CEO 76-182 -- October 25, 1976
VOTING CONFLICT OF INTEREST
CITY COUNCILMAN VOTING TO TAKE SPOUSE TO CONVENTION AT PUBLIC EXPENSE
To: Jack Block, Mayor, South Miami
As Florida Statute s. 112.3143(1975) provides that no public officer may be prohibited from voting in his official capacity on any matter, no prohibited conflict of interest is created where a city councilman votes on whether the city may spend public funds to enable him to take his spouse to a convention. That provision further states, however, that a public officer who votes upon a measure in which he has a personal, private, or professional interest which inures to his private gain or to that of a principal by whom he is retained is required to file a memorandum of voting conflict. As a vote to authorize expenditure of public funds to pay a spouse's travel expenses is one in which the voting officer has a private interest which inures to his gain, he must file said memorandum should he choose to vote on the matter.
It is further noted that the Ethics Commission lacks jurisdiction to advise as to the possible applicability of Florida Statute s. 112.061 to the provisions of the municipal ordinance allowing the expenditure of public funds for travel expenses of an officer's spouse.
1. May I, as a voting member of the city council, vote on whether the city may spend public funds to enable me to take my spouse to a convention?
2. Would the situation described in question 1 above constitute a voting conflict of interest requiring disclosure?
Question 1 is answered in the affirmative.
Your letter of inquiry advises us that you wish to vote on whether your spouse may accompany you to a convention at public expense. Your city previously has adopted a resolution which you interpret as requiring the consent of the city council for expenditure of public funds on your spouse's travel expenses.
Please find enclosed a copy of a previous opinion of this commission, CEO 76-62, the response to question 1 of which is equally applicable to your inquiry.
Question 2 is answered in the affirmative.
Relative to voting conflicts, the Code of Ethics provides as follows:

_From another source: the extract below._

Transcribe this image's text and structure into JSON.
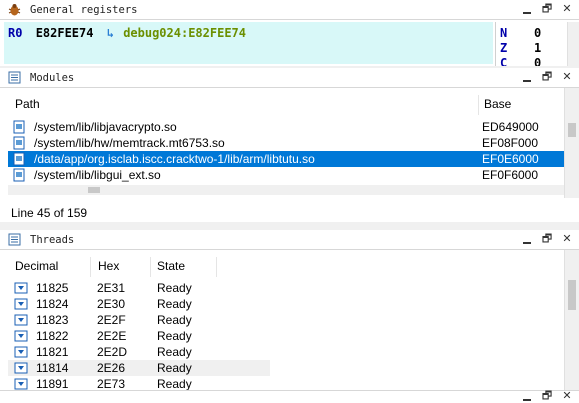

No public officer shall be prohibited from voting in his official capacity on any matter. However, any public officer voting in his official capacity upon any measure in which he has a personal, private, or professional interest and which inures to his special private gain or the special gain of any principal by whom he is retained shall, within 15 days after the vote occurs, disclose the nature of his interest as a public record in a memorandum filed with the person responsible for recording the minutes of the meeting, who shall incorporate the memorandum in the minutes. [Fla. Stat. s. 112.3143(1975).]

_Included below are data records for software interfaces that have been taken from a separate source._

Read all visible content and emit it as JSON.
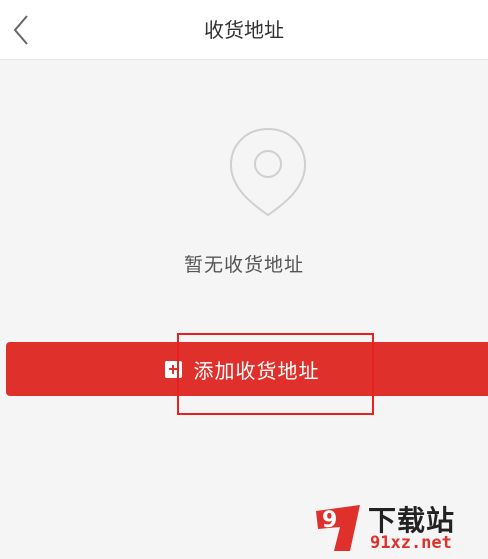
{
  "header": {
    "title": "收货地址",
    "back_icon": "chevron-left-icon"
  },
  "empty_state": {
    "icon": "location-pin-icon",
    "message": "暂无收货地址"
  },
  "add_button": {
    "icon": "plus-square-icon",
    "label": "添加收货地址"
  },
  "watermark": {
    "logo_text": "9",
    "title": "下载站",
    "domain": "91xz.net"
  },
  "colors": {
    "accent": "#e0302b",
    "highlight": "#e8201f",
    "background": "#f5f5f5",
    "icon_gray": "#cfcfcf"
  }
}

A vote to authorize expenditure of public funds to pay your spouse's travel expenses is one in which you have a private interest which inures to your private gain. Therefore, should you elect to vote on the question, you would be required to file a Memorandum of Voting Conflict, CE Form 4, a copy of which is enclosed, with the person recording the minutes of the meeting at which the vote occurred. Should you choose to abstain from voting, no disclosure is required.

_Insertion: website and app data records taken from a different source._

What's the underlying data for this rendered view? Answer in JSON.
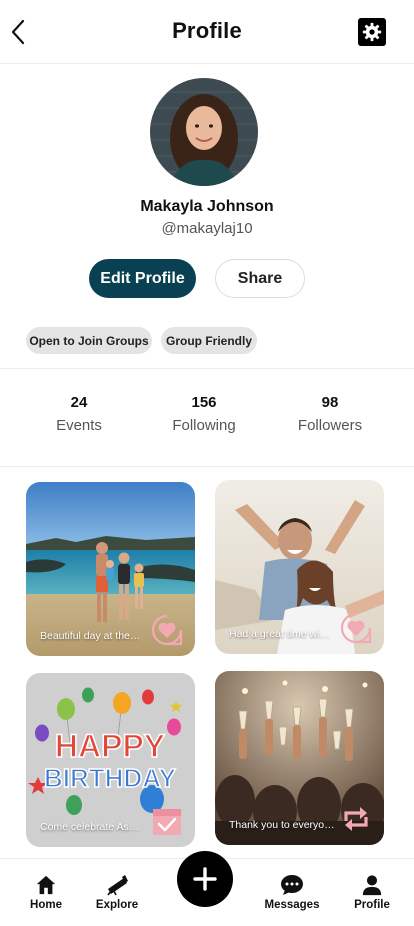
{
  "header": {
    "title": "Profile",
    "back_icon": "chevron-left-icon",
    "settings_icon": "gear-icon"
  },
  "profile": {
    "name": "Makayla Johnson",
    "handle": "@makaylaj10",
    "edit_label": "Edit Profile",
    "share_label": "Share",
    "tags": [
      "Open to Join Groups",
      "Group Friendly"
    ]
  },
  "stats": [
    {
      "value": "24",
      "label": "Events"
    },
    {
      "value": "156",
      "label": "Following"
    },
    {
      "value": "98",
      "label": "Followers"
    }
  ],
  "posts": [
    {
      "caption": "Beautiful day at the…",
      "badge_icon": "heart-icon"
    },
    {
      "caption": "Had a great time wi…",
      "badge_icon": "heart-icon"
    },
    {
      "caption": "Come celebrate As…",
      "badge_icon": "calendar-check-icon",
      "image_text": [
        "HAPPY",
        "BIRTHDAY"
      ]
    },
    {
      "caption": "Thank you to everyo…",
      "badge_icon": "repost-icon"
    }
  ],
  "tabbar": {
    "items": [
      {
        "label": "Home",
        "icon": "home-icon"
      },
      {
        "label": "Explore",
        "icon": "explore-icon"
      },
      {
        "label": "Messages",
        "icon": "chat-bubble-icon"
      },
      {
        "label": "Profile",
        "icon": "person-icon"
      }
    ],
    "fab_icon": "plus-icon"
  },
  "colors": {
    "primary": "#0a4152",
    "badge": "#f3a9b3",
    "tag_bg": "#e4e4e4"
  }
}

This commission lacks jurisdiction to advise you as to the possible applicability of Florida Statute s. 112.061 to the provisions of the subject ordinance.